**PROBLEM:** Every record must come back exactly as given.

Items from an interface collection
□ □ □ □ □ □ □
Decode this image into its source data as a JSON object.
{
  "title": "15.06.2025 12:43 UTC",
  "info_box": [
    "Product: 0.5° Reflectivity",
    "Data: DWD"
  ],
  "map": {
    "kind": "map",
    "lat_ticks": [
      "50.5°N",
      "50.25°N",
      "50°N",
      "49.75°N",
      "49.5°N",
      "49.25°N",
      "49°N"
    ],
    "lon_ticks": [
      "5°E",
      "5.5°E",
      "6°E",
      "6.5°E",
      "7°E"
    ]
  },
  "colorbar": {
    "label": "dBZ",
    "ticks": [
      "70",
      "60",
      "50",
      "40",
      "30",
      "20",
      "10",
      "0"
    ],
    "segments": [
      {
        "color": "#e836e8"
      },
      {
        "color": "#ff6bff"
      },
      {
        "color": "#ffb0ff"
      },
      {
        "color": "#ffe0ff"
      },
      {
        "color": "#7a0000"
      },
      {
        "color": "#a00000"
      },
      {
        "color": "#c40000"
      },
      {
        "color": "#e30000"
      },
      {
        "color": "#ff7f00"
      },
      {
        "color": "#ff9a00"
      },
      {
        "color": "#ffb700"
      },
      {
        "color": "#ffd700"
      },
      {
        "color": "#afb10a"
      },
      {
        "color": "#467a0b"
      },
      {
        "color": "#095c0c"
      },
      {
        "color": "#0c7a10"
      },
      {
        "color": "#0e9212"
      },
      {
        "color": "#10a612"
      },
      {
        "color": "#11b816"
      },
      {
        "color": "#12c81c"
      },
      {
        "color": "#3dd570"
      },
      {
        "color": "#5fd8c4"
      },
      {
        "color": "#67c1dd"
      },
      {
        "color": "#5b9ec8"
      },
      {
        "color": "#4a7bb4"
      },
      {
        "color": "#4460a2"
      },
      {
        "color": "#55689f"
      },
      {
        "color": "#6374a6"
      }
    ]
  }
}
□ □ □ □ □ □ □
**EXERCISE SOLUTION:**
Decode this image into its source data as a JSON object.
{
  "title": "15.06.2025 12:43 UTC",
  "info_box": [
    "Product: 0.5° Reflectivity",
    "Data: DWD"
  ],
  "map": {
    "kind": "map",
    "lat_ticks": [
      "50.5°N",
      "50.25°N",
      "50°N",
      "49.75°N",
      "49.5°N",
      "49.25°N",
      "49°N"
    ],
    "lon_ticks": [
      "5°E",
      "5.5°E",
      "6°E",
      "6.5°E",
      "7°E"
    ]
  },
  "colorbar": {
    "label": "dBZ",
    "ticks": [
      "70",
      "60",
      "50",
      "40",
      "30",
      "20",
      "10",
      "0"
    ],
    "segments": [
      {
        "color": "#e836e8"
      },
      {
        "color": "#ff6bff"
      },
      {
        "color": "#ffb0ff"
      },
      {
        "color": "#ffe0ff"
      },
      {
        "color": "#7a0000"
      },
      {
        "color": "#a00000"
      },
      {
        "color": "#c40000"
      },
      {
        "color": "#e30000"
      },
      {
        "color": "#ff7f00"
      },
      {
        "color": "#ff9a00"
      },
      {
        "color": "#ffb700"
      },
      {
        "color": "#ffd700"
      },
      {
        "color": "#afb10a"
      },
      {
        "color": "#467a0b"
      },
      {
        "color": "#095c0c"
      },
      {
        "color": "#0c7a10"
      },
      {
        "color": "#0e9212"
      },
      {
        "color": "#10a612"
      },
      {
        "color": "#11b816"
      },
      {
        "color": "#12c81c"
      },
      {
        "color": "#3dd570"
      },
      {
        "color": "#5fd8c4"
      },
      {
        "color": "#67c1dd"
      },
      {
        "color": "#5b9ec8"
      },
      {
        "color": "#4a7bb4"
      },
      {
        "color": "#4460a2"
      },
      {
        "color": "#55689f"
      },
      {
        "color": "#6374a6"
      }
    ]
  }
}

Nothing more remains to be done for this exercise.